Work request
Start at the top line and retype the data exactly through to the end.

Source material below:

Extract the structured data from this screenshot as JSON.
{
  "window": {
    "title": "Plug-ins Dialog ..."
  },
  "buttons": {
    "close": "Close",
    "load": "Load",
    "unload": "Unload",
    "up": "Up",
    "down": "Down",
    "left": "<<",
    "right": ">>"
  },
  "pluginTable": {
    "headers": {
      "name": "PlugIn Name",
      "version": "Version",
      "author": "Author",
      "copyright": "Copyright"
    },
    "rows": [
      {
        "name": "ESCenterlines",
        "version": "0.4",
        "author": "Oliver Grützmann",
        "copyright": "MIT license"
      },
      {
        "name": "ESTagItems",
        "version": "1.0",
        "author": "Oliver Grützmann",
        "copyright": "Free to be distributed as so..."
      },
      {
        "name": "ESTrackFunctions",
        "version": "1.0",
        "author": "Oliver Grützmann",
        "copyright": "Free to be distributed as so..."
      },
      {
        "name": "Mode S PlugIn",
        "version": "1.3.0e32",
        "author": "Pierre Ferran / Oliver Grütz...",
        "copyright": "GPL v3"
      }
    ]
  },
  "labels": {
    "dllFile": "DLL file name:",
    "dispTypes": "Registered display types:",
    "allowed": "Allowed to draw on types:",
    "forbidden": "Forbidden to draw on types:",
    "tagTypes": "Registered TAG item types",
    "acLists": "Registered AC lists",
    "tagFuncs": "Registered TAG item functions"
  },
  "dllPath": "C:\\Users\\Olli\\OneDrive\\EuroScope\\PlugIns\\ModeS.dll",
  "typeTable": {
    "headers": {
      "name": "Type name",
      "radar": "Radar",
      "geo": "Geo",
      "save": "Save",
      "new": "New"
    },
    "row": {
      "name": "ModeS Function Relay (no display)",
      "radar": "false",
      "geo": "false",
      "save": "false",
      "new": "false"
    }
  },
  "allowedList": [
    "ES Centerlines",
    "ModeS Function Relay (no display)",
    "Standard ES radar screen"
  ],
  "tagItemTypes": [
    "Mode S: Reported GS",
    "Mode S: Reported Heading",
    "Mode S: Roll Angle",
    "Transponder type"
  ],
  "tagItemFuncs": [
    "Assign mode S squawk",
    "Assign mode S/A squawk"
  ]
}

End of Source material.

Task answer
Extract the structured data from this screenshot as JSON.
{
  "window": {
    "title": "Plug-ins Dialog ..."
  },
  "buttons": {
    "close": "Close",
    "load": "Load",
    "unload": "Unload",
    "up": "Up",
    "down": "Down",
    "left": "<<",
    "right": ">>"
  },
  "pluginTable": {
    "headers": {
      "name": "PlugIn Name",
      "version": "Version",
      "author": "Author",
      "copyright": "Copyright"
    },
    "rows": [
      {
        "name": "ESCenterlines",
        "version": "0.4",
        "author": "Oliver Grützmann",
        "copyright": "MIT license"
      },
      {
        "name": "ESTagItems",
        "version": "1.0",
        "author": "Oliver Grützmann",
        "copyright": "Free to be distributed as so..."
      },
      {
        "name": "ESTrackFunctions",
        "version": "1.0",
        "author": "Oliver Grützmann",
        "copyright": "Free to be distributed as so..."
      },
      {
        "name": "Mode S PlugIn",
        "version": "1.3.0e32",
        "author": "Pierre Ferran / Oliver Grütz...",
        "copyright": "GPL v3"
      }
    ]
  },
  "labels": {
    "dllFile": "DLL file name:",
    "dispTypes": "Registered display types:",
    "allowed": "Allowed to draw on types:",
    "forbidden": "Forbidden to draw on types:",
    "tagTypes": "Registered TAG item types",
    "acLists": "Registered AC lists",
    "tagFuncs": "Registered TAG item functions"
  },
  "dllPath": "C:\\Users\\Olli\\OneDrive\\EuroScope\\PlugIns\\ModeS.dll",
  "typeTable": {
    "headers": {
      "name": "Type name",
      "radar": "Radar",
      "geo": "Geo",
      "save": "Save",
      "new": "New"
    },
    "row": {
      "name": "ModeS Function Relay (no display)",
      "radar": "false",
      "geo": "false",
      "save": "false",
      "new": "false"
    }
  },
  "allowedList": [
    "ES Centerlines",
    "ModeS Function Relay (no display)",
    "Standard ES radar screen"
  ],
  "tagItemTypes": [
    "Mode S: Reported GS",
    "Mode S: Reported Heading",
    "Mode S: Roll Angle",
    "Transponder type"
  ],
  "tagItemFuncs": [
    "Assign mode S squawk",
    "Assign mode S/A squawk"
  ]
}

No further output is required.